There are two forms of AMD:
- Dry AMD: Dry AMD is the most common form of AMD, and occurs when drusen (lipid deposits) accumulate under the macula. This accumulation inhibits the macula’s ability to work properly, and can result in gradual, permanent vision loss. There is no cure for dry AMD. However, studies suggest that dry AMD’s progression may be slowed by consuming nutritional supplements, such as vitamin C, vitamin E, lutein, zeaxanthin, and zinc.
- Wet AMD: Wet AMD is less common than dry AMD, but there are treatments available to slow its progression and prevent further vision loss. Some treatments, if started soon enough, may actually allow you to recover some vision. Wet AMD is treated using intravitreal injections.
AMD can be detected using a comprehensive eye exam.
Keratoconus is a progressive eye disease that causes the cornea, which is typically round, to thin and bulge outwards, in a cone shape. The cone-like cornea bends light entering the eye irregularly, causing distorted vision.
New research suggests that keratoconus, which occurs when the corneal tissue becomes weakened, may be caused by an imbalance in corneal enzymes, making it more susceptible to oxidative damage.
Your chances of developing keratoconus depend heavily on your family history, but overexposure to UV light, excessive eye rubbing, chronic eye irritation, and the use of poorly fitted contact lenses all increase your chances of developing keratoconus.

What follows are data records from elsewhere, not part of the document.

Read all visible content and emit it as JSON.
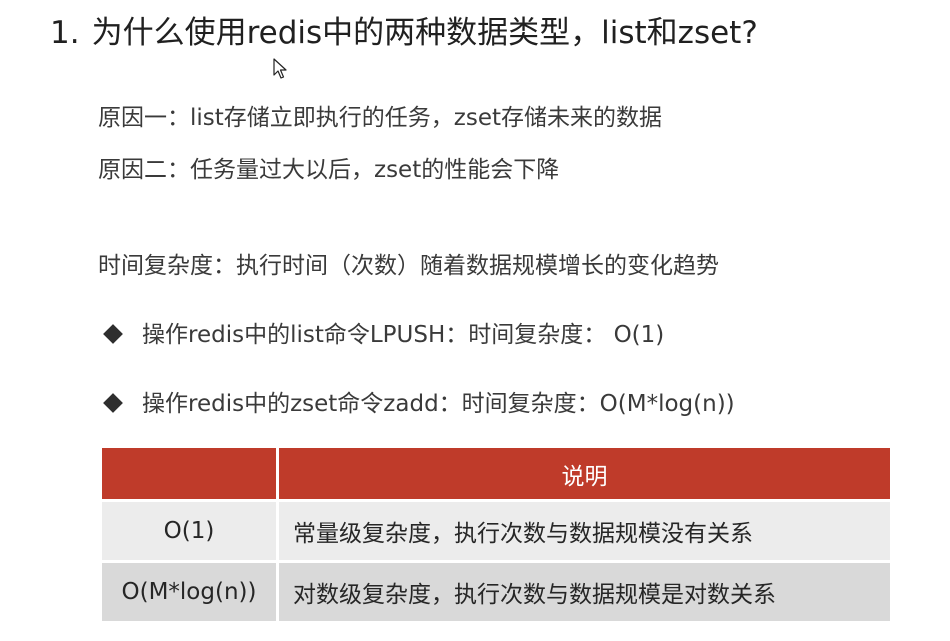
{
  "heading": {
    "number": "1.",
    "text": "为什么使用redis中的两种数据类型，list和zset?"
  },
  "reasons": [
    "原因一：list存储立即执行的任务，zset存储未来的数据",
    "原因二：任务量过大以后，zset的性能会下降"
  ],
  "complexity_definition": "时间复杂度：执行时间（次数）随着数据规模增长的变化趋势",
  "bullets": [
    "操作redis中的list命令LPUSH：时间复杂度： O(1)",
    "操作redis中的zset命令zadd：时间复杂度：O(M*log(n))"
  ],
  "table": {
    "headers": [
      "",
      "说明"
    ],
    "rows": [
      [
        "O(1)",
        "常量级复杂度，执行次数与数据规模没有关系"
      ],
      [
        "O(M*log(n))",
        "对数级复杂度，执行次数与数据规模是对数关系"
      ]
    ]
  },
  "colors": {
    "header_bg": "#bf3b2a",
    "row1_bg": "#ececec",
    "row2_bg": "#d9d9d9"
  },
  "icons": [
    "mouse-cursor-icon",
    "diamond-bullet-icon"
  ]
}
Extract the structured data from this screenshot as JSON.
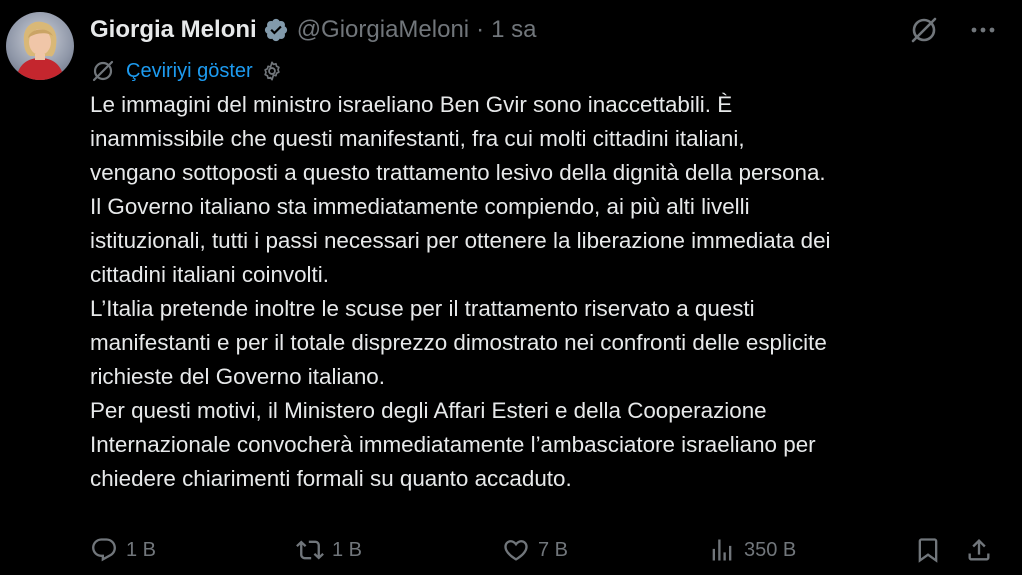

Diabetic retinopathy is an umbrella term that covers a set of conditions that are commonly caused by diabetes. These conditions include non proliferative retinopathy, proliferative retinopathy, and diabetic macular edema.
For more information about diabetic retinopathy, and the effect diabetes can have on your ocular health and quality of vision, please visit our Diabetic Eye Exams page. Individuals with diabetes are more susceptible to eye and vision problems, and should have a Diabetic Eye Exam at least once per year.
Comprehensive eye exams play a critical role in the early detection, diagnosis, and treatment of eye diseases. Untreated eye diseases can lead to permanent vision loss and even blindness. Do not put your vision at risk. Schedule your next appointment today.